→ **Your task**
Provide only the number of lines in the listing that contain the string "odgovora".

→ **Provided information**
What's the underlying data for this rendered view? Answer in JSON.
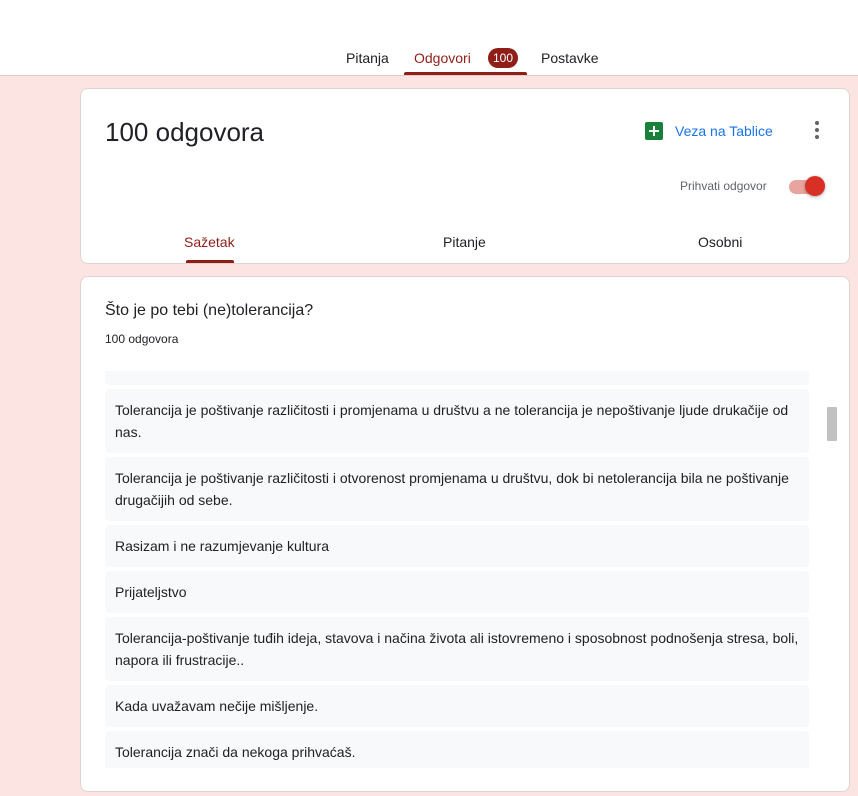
{
  "top_tabs": [
    {
      "label": "Pitanja"
    },
    {
      "label": "Odgovori",
      "badge": "100",
      "active": true
    },
    {
      "label": "Postavke"
    }
  ],
  "header": {
    "title": "100 odgovora",
    "sheets_link": "Veza na Tablice",
    "accept_label": "Prihvati odgovor",
    "accepting": true,
    "sub_tabs": [
      {
        "label": "Sažetak",
        "active": true
      },
      {
        "label": "Pitanje"
      },
      {
        "label": "Osobni"
      }
    ]
  },
  "question": {
    "title": "Što je po tebi (ne)tolerancija?",
    "count": "100 odgovora",
    "answers": [
      "Tolerancija je poštivanje različitosti i promjenama u društvu a ne tolerancija je nepoštivanje ljude drukačije od nas.",
      "Tolerancija je poštivanje različitosti i otvorenost promjenama u društvu, dok bi netolerancija bila ne poštivanje drugačijih od sebe.",
      "Rasizam i ne razumjevanje kultura",
      "Prijateljstvo",
      "Tolerancija-poštivanje tuđih ideja, stavova i načina života ali istovremeno i sposobnost podnošenja stresa, boli, napora ili frustracije..",
      "Kada uvažavam nečije mišljenje.",
      "Tolerancija znači da nekoga prihvaćaš."
    ]
  },
  "colors": {
    "accent": "#8f1e18",
    "background": "#fbe4e2",
    "toggle_on": "#d93025",
    "link": "#1a73e8",
    "sheets_green": "#188038"
  },
  "icons": [
    "sheets-icon",
    "more-vert-icon"
  ]
}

→ **Written answer**
2